BEGIN Material to process

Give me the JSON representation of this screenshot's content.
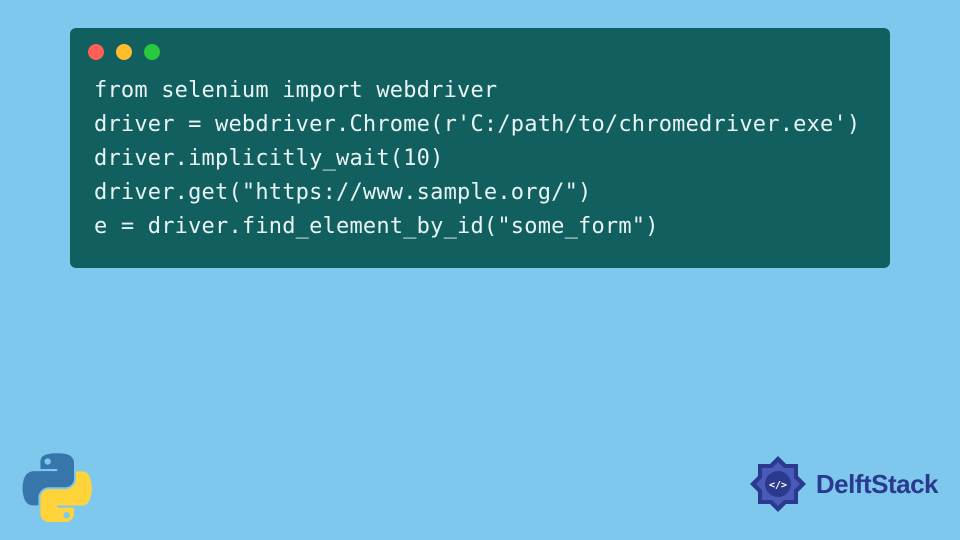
{
  "code": {
    "lines": [
      "from selenium import webdriver",
      "driver = webdriver.Chrome(r'C:/path/to/chromedriver.exe')",
      "driver.implicitly_wait(10)",
      "driver.get(\"https://www.sample.org/\")",
      "e = driver.find_element_by_id(\"some_form\")"
    ]
  },
  "colors": {
    "background": "#7ec8ed",
    "window_bg": "#125f5f",
    "code_text": "#e8f4f4",
    "dot_red": "#ff5f56",
    "dot_yellow": "#ffbd2e",
    "dot_green": "#27c93f",
    "brand_blue": "#2b3a8f"
  },
  "brand": {
    "name": "DelftStack"
  }
}
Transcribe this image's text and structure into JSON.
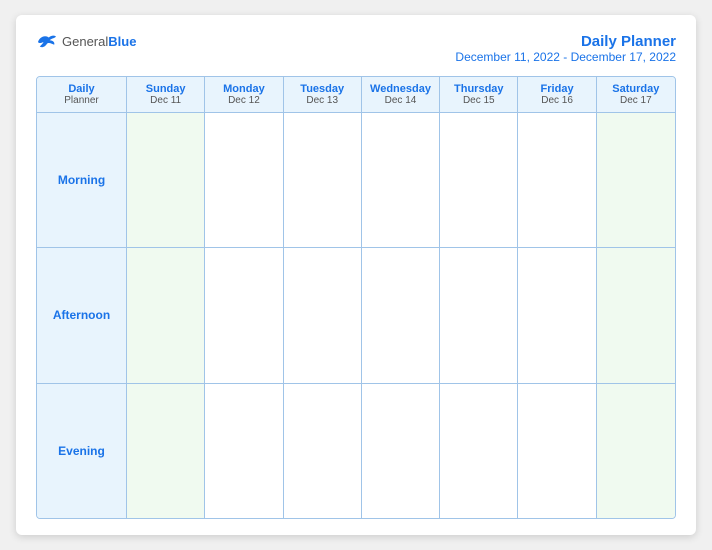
{
  "logo": {
    "general": "General",
    "blue": "Blue"
  },
  "title": {
    "main": "Daily Planner",
    "subtitle": "December 11, 2022 - December 17, 2022"
  },
  "header": {
    "label_line1": "Daily",
    "label_line2": "Planner",
    "days": [
      {
        "name": "Sunday",
        "date": "Dec 11"
      },
      {
        "name": "Monday",
        "date": "Dec 12"
      },
      {
        "name": "Tuesday",
        "date": "Dec 13"
      },
      {
        "name": "Wednesday",
        "date": "Dec 14"
      },
      {
        "name": "Thursday",
        "date": "Dec 15"
      },
      {
        "name": "Friday",
        "date": "Dec 16"
      },
      {
        "name": "Saturday",
        "date": "Dec 17"
      }
    ]
  },
  "rows": [
    {
      "label": "Morning"
    },
    {
      "label": "Afternoon"
    },
    {
      "label": "Evening"
    }
  ]
}
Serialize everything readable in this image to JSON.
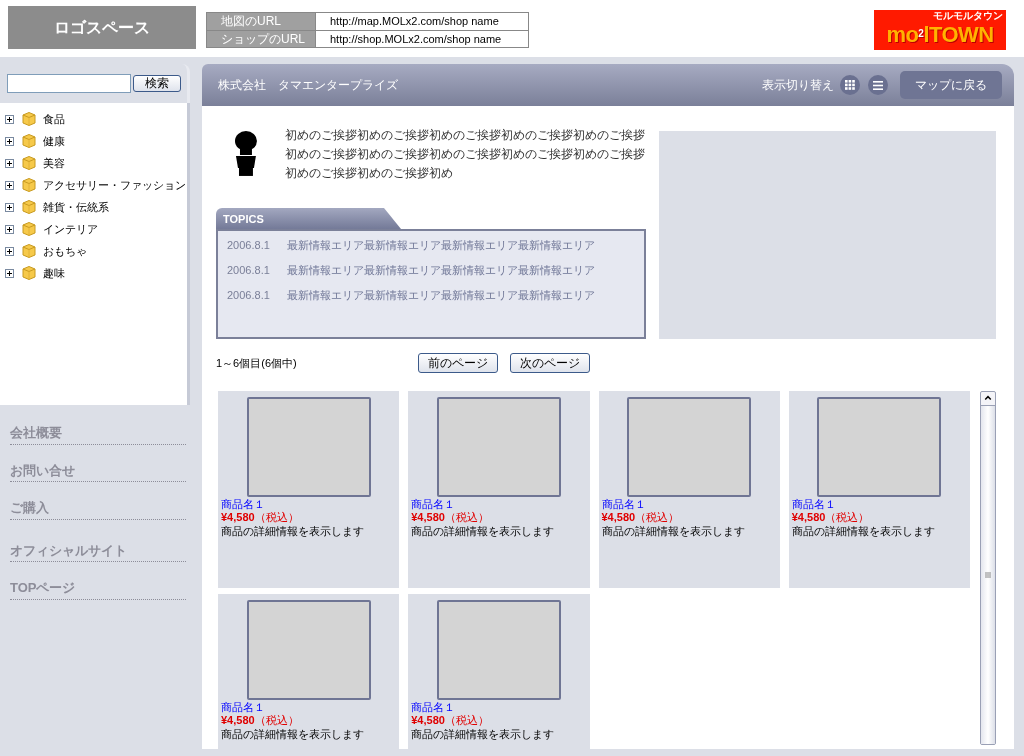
{
  "header": {
    "logo_space": "ロゴスペース",
    "urls": [
      {
        "label": "地図のURL",
        "value": "http://map.MOLx2.com/shop name"
      },
      {
        "label": "ショップのURL",
        "value": "http://shop.MOLx2.com/shop name"
      }
    ],
    "brand": {
      "name_start": "mo",
      "name_mid": "l",
      "name_end": "TOWN",
      "superscript": "2",
      "tagline": "モルモルタウン"
    }
  },
  "sidebar": {
    "search": {
      "button": "検索"
    },
    "categories": [
      {
        "label": "食品",
        "expanded": false
      },
      {
        "label": "健康",
        "expanded": false
      },
      {
        "label": "美容",
        "expanded": false
      },
      {
        "label": "アクセサリー・ファッション",
        "expanded": false
      },
      {
        "label": "雑貨・伝統系",
        "expanded": false
      },
      {
        "label": "インテリア",
        "expanded": false
      },
      {
        "label": "おもちゃ",
        "expanded": false
      },
      {
        "label": "趣味",
        "expanded": false
      }
    ],
    "links": [
      "会社概要",
      "お問い合せ",
      "ご購入",
      "オフィシャルサイト",
      "TOPページ"
    ]
  },
  "main": {
    "company": "株式会社　タマエンタープライズ",
    "view_toggle_label": "表示切り替え",
    "back_button": "マップに戻る",
    "greeting": "初めのご挨拶初めのご挨拶初めのご挨拶初めのご挨拶初めのご挨拶初めのご挨拶初めのご挨拶初めのご挨拶初めのご挨拶初めのご挨拶初めのご挨拶初めのご挨拶初め",
    "topics": {
      "title": "TOPICS",
      "items": [
        {
          "date": "2006.8.1",
          "text": "最新情報エリア最新情報エリア最新情報エリア最新情報エリア"
        },
        {
          "date": "2006.8.1",
          "text": "最新情報エリア最新情報エリア最新情報エリア最新情報エリア"
        },
        {
          "date": "2006.8.1",
          "text": "最新情報エリア最新情報エリア最新情報エリア最新情報エリア"
        }
      ]
    },
    "paging": {
      "count": "1～6個目(6個中)",
      "prev": "前のページ",
      "next": "次のページ"
    },
    "products": [
      {
        "name": "商品名１",
        "price": "¥4,580",
        "tax": "（税込）",
        "description": "商品の詳細情報を表示します"
      },
      {
        "name": "商品名１",
        "price": "¥4,580",
        "tax": "（税込）",
        "description": "商品の詳細情報を表示します"
      },
      {
        "name": "商品名１",
        "price": "¥4,580",
        "tax": "（税込）",
        "description": "商品の詳細情報を表示します"
      },
      {
        "name": "商品名１",
        "price": "¥4,580",
        "tax": "（税込）",
        "description": "商品の詳細情報を表示します"
      },
      {
        "name": "商品名１",
        "price": "¥4,580",
        "tax": "（税込）",
        "description": "商品の詳細情報を表示します"
      },
      {
        "name": "商品名１",
        "price": "¥4,580",
        "tax": "（税込）",
        "description": "商品の詳細情報を表示します"
      }
    ]
  }
}
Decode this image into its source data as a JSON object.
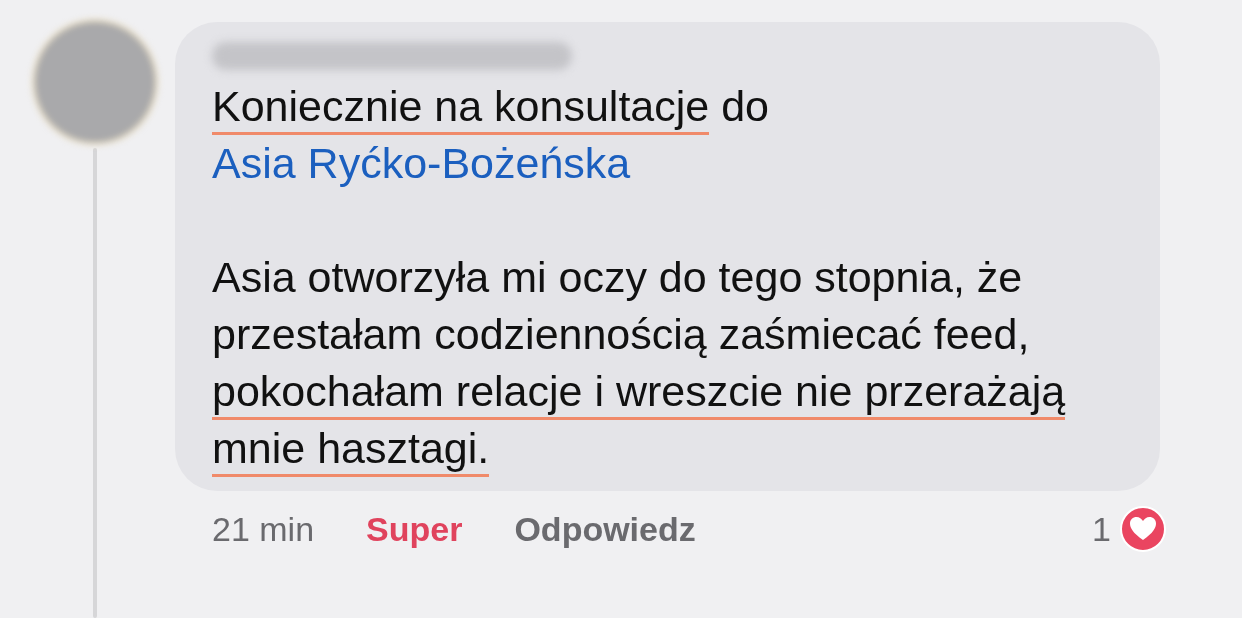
{
  "comment": {
    "paragraphs": [
      {
        "segments": [
          {
            "text": "Koniecznie na konsultacje",
            "underlined": true
          },
          {
            "text": " do ",
            "underlined": false
          },
          {
            "text": "Asia Ryćko-Bożeńska",
            "kind": "mention",
            "underlined": false
          }
        ]
      },
      {
        "segments": [
          {
            "text": "Asia otworzyła mi oczy do tego stopnia, że przestałam codziennością zaśmiecać feed, ",
            "underlined": false
          },
          {
            "text": "pokochałam relacje i wreszcie nie przerażają mnie hasztagi.",
            "underlined": true
          }
        ]
      }
    ],
    "time": "21 min",
    "reaction_label": "Super",
    "reacted": true,
    "reply_label": "Odpowiedz",
    "reaction_count": "1"
  }
}
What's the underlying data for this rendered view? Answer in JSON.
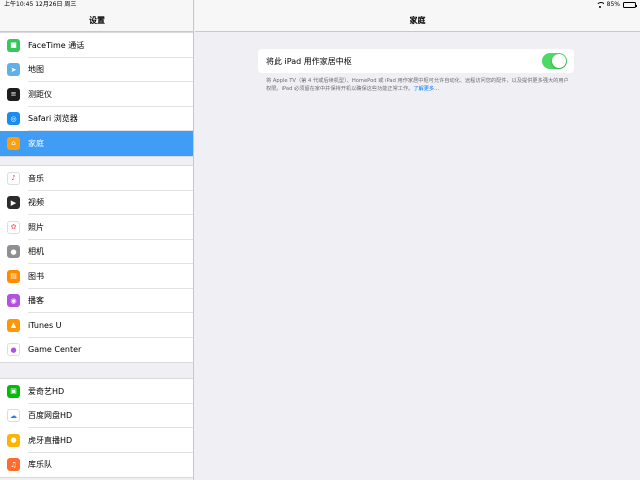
{
  "status_bar": {
    "time_date": "上午10:45  12月26日 周三",
    "battery": "85%",
    "battery_level": 0.85
  },
  "sidebar": {
    "title": "设置",
    "groups": [
      {
        "items": [
          {
            "label": "FaceTime 通话",
            "icon": "facetime-icon",
            "color": "#34c759"
          },
          {
            "label": "地图",
            "icon": "maps-icon",
            "color": "#5fb0e9"
          },
          {
            "label": "测距仪",
            "icon": "measure-icon",
            "color": "#1c1c1e"
          },
          {
            "label": "Safari 浏览器",
            "icon": "safari-icon",
            "color": "#1a8cf0"
          },
          {
            "label": "家庭",
            "icon": "home-icon",
            "color": "#ff9f0a",
            "selected": true
          }
        ]
      },
      {
        "items": [
          {
            "label": "音乐",
            "icon": "music-icon",
            "color": "#ffffff"
          },
          {
            "label": "视频",
            "icon": "videos-icon",
            "color": "#2b2b2b"
          },
          {
            "label": "照片",
            "icon": "photos-icon",
            "color": "#ffffff"
          },
          {
            "label": "相机",
            "icon": "camera-icon",
            "color": "#8e8e93"
          },
          {
            "label": "图书",
            "icon": "books-icon",
            "color": "#ff8c00"
          },
          {
            "label": "播客",
            "icon": "podcasts-icon",
            "color": "#b452e0"
          },
          {
            "label": "iTunes U",
            "icon": "itunes-u-icon",
            "color": "#ff9500"
          },
          {
            "label": "Game Center",
            "icon": "game-center-icon",
            "color": "#ffffff"
          }
        ]
      },
      {
        "items": [
          {
            "label": "爱奇艺HD",
            "icon": "iqiyi-icon",
            "color": "#00be06"
          },
          {
            "label": "百度网盘HD",
            "icon": "baidu-netdisk-icon",
            "color": "#ffffff"
          },
          {
            "label": "虎牙直播HD",
            "icon": "huya-icon",
            "color": "#ffb300"
          },
          {
            "label": "库乐队",
            "icon": "garageband-icon",
            "color": "#ff6b2d"
          }
        ]
      }
    ]
  },
  "detail": {
    "title": "家庭",
    "toggle_label": "将此 iPad 用作家居中枢",
    "toggle_on": true,
    "footnote": "将 Apple TV（第 4 代或后续机型）、HomePod 或 iPad 用作家居中枢可允许自动化、远程访问您的配件，以及提供更多强大的用户权限。iPad 必须留在家中并保持开机以确保这些功能正常工作。",
    "footnote_link": "了解更多…",
    "accent_color": "#4cd964",
    "selection_color": "#3f9df5"
  }
}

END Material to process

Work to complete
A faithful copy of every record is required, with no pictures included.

Written solution
Give me the JSON representation of this screenshot's content.
{
  "code": {
    "lines": [
      "from selenium import webdriver",
      "driver = webdriver.Chrome(r'C:/path/to/chromedriver.exe')",
      "driver.implicitly_wait(10)",
      "driver.get(\"https://www.sample.org/\")",
      "e = driver.find_element_by_id(\"some_form\")"
    ]
  },
  "colors": {
    "background": "#7ec8ed",
    "window_bg": "#125f5f",
    "code_text": "#e8f4f4",
    "dot_red": "#ff5f56",
    "dot_yellow": "#ffbd2e",
    "dot_green": "#27c93f",
    "brand_blue": "#2b3a8f"
  },
  "brand": {
    "name": "DelftStack"
  }
}
Transcribe this image's text and structure into JSON.
{
  "logo": {
    "general": "General",
    "blue": "Blue"
  },
  "title": {
    "main": "Daily Planner",
    "subtitle": "December 11, 2022 - December 17, 2022"
  },
  "header": {
    "label_line1": "Daily",
    "label_line2": "Planner",
    "days": [
      {
        "name": "Sunday",
        "date": "Dec 11"
      },
      {
        "name": "Monday",
        "date": "Dec 12"
      },
      {
        "name": "Tuesday",
        "date": "Dec 13"
      },
      {
        "name": "Wednesday",
        "date": "Dec 14"
      },
      {
        "name": "Thursday",
        "date": "Dec 15"
      },
      {
        "name": "Friday",
        "date": "Dec 16"
      },
      {
        "name": "Saturday",
        "date": "Dec 17"
      }
    ]
  },
  "rows": [
    {
      "label": "Morning"
    },
    {
      "label": "Afternoon"
    },
    {
      "label": "Evening"
    }
  ]
}
Serialize everything readable in this image to JSON.
{
  "header": {
    "logo_space": "ロゴスペース",
    "urls": [
      {
        "label": "地図のURL",
        "value": "http://map.MOLx2.com/shop name"
      },
      {
        "label": "ショップのURL",
        "value": "http://shop.MOLx2.com/shop name"
      }
    ],
    "brand": {
      "name_start": "mo",
      "name_mid": "l",
      "name_end": "TOWN",
      "superscript": "2",
      "tagline": "モルモルタウン"
    }
  },
  "sidebar": {
    "search": {
      "button": "検索"
    },
    "categories": [
      {
        "label": "食品",
        "expanded": false
      },
      {
        "label": "健康",
        "expanded": false
      },
      {
        "label": "美容",
        "expanded": false
      },
      {
        "label": "アクセサリー・ファッション",
        "expanded": false
      },
      {
        "label": "雑貨・伝統系",
        "expanded": false
      },
      {
        "label": "インテリア",
        "expanded": false
      },
      {
        "label": "おもちゃ",
        "expanded": false
      },
      {
        "label": "趣味",
        "expanded": false
      }
    ],
    "links": [
      "会社概要",
      "お問い合せ",
      "ご購入",
      "オフィシャルサイト",
      "TOPページ"
    ]
  },
  "main": {
    "company": "株式会社　タマエンタープライズ",
    "view_toggle_label": "表示切り替え",
    "back_button": "マップに戻る",
    "greeting": "初めのご挨拶初めのご挨拶初めのご挨拶初めのご挨拶初めのご挨拶初めのご挨拶初めのご挨拶初めのご挨拶初めのご挨拶初めのご挨拶初めのご挨拶初めのご挨拶初め",
    "topics": {
      "title": "TOPICS",
      "items": [
        {
          "date": "2006.8.1",
          "text": "最新情報エリア最新情報エリア最新情報エリア最新情報エリア"
        },
        {
          "date": "2006.8.1",
          "text": "最新情報エリア最新情報エリア最新情報エリア最新情報エリア"
        },
        {
          "date": "2006.8.1",
          "text": "最新情報エリア最新情報エリア最新情報エリア最新情報エリア"
        }
      ]
    },
    "paging": {
      "count": "1～6個目(6個中)",
      "prev": "前のページ",
      "next": "次のページ"
    },
    "products": [
      {
        "name": "商品名１",
        "price": "¥4,580",
        "tax": "（税込）",
        "description": "商品の詳細情報を表示します"
      },
      {
        "name": "商品名１",
        "price": "¥4,580",
        "tax": "（税込）",
        "description": "商品の詳細情報を表示します"
      },
      {
        "name": "商品名１",
        "price": "¥4,580",
        "tax": "（税込）",
        "description": "商品の詳細情報を表示します"
      },
      {
        "name": "商品名１",
        "price": "¥4,580",
        "tax": "（税込）",
        "description": "商品の詳細情報を表示します"
      },
      {
        "name": "商品名１",
        "price": "¥4,580",
        "tax": "（税込）",
        "description": "商品の詳細情報を表示します"
      },
      {
        "name": "商品名１",
        "price": "¥4,580",
        "tax": "（税込）",
        "description": "商品の詳細情報を表示します"
      }
    ]
  }
}
Decode this image into its source data as a JSON object.
{
  "comment": {
    "paragraphs": [
      {
        "segments": [
          {
            "text": "Koniecznie na konsultacje",
            "underlined": true
          },
          {
            "text": " do ",
            "underlined": false
          },
          {
            "text": "Asia Ryćko-Bożeńska",
            "kind": "mention",
            "underlined": false
          }
        ]
      },
      {
        "segments": [
          {
            "text": "Asia otworzyła mi oczy do tego stopnia, że przestałam codziennością zaśmiecać feed, ",
            "underlined": false
          },
          {
            "text": "pokochałam relacje i wreszcie nie przerażają mnie hasztagi.",
            "underlined": true
          }
        ]
      }
    ],
    "time": "21 min",
    "reaction_label": "Super",
    "reacted": true,
    "reply_label": "Odpowiedz",
    "reaction_count": "1"
  }
}
What's the underlying data for this rendered view? Answer in JSON.
{
  "status_bar": {
    "time_date": "上午10:45  12月26日 周三",
    "battery": "85%",
    "battery_level": 0.85
  },
  "sidebar": {
    "title": "设置",
    "groups": [
      {
        "items": [
          {
            "label": "FaceTime 通话",
            "icon": "facetime-icon",
            "color": "#34c759"
          },
          {
            "label": "地图",
            "icon": "maps-icon",
            "color": "#5fb0e9"
          },
          {
            "label": "测距仪",
            "icon": "measure-icon",
            "color": "#1c1c1e"
          },
          {
            "label": "Safari 浏览器",
            "icon": "safari-icon",
            "color": "#1a8cf0"
          },
          {
            "label": "家庭",
            "icon": "home-icon",
            "color": "#ff9f0a",
            "selected": true
          }
        ]
      },
      {
        "items": [
          {
            "label": "音乐",
            "icon": "music-icon",
            "color": "#ffffff"
          },
          {
            "label": "视频",
            "icon": "videos-icon",
            "color": "#2b2b2b"
          },
          {
            "label": "照片",
            "icon": "photos-icon",
            "color": "#ffffff"
          },
          {
            "label": "相机",
            "icon": "camera-icon",
            "color": "#8e8e93"
          },
          {
            "label": "图书",
            "icon": "books-icon",
            "color": "#ff8c00"
          },
          {
            "label": "播客",
            "icon": "podcasts-icon",
            "color": "#b452e0"
          },
          {
            "label": "iTunes U",
            "icon": "itunes-u-icon",
            "color": "#ff9500"
          },
          {
            "label": "Game Center",
            "icon": "game-center-icon",
            "color": "#ffffff"
          }
        ]
      },
      {
        "items": [
          {
            "label": "爱奇艺HD",
            "icon": "iqiyi-icon",
            "color": "#00be06"
          },
          {
            "label": "百度网盘HD",
            "icon": "baidu-netdisk-icon",
            "color": "#ffffff"
          },
          {
            "label": "虎牙直播HD",
            "icon": "huya-icon",
            "color": "#ffb300"
          },
          {
            "label": "库乐队",
            "icon": "garageband-icon",
            "color": "#ff6b2d"
          }
        ]
      }
    ]
  },
  "detail": {
    "title": "家庭",
    "toggle_label": "将此 iPad 用作家居中枢",
    "toggle_on": true,
    "footnote": "将 Apple TV（第 4 代或后续机型）、HomePod 或 iPad 用作家居中枢可允许自动化、远程访问您的配件，以及提供更多强大的用户权限。iPad 必须留在家中并保持开机以确保这些功能正常工作。",
    "footnote_link": "了解更多…",
    "accent_color": "#4cd964",
    "selection_color": "#3f9df5"
  }
}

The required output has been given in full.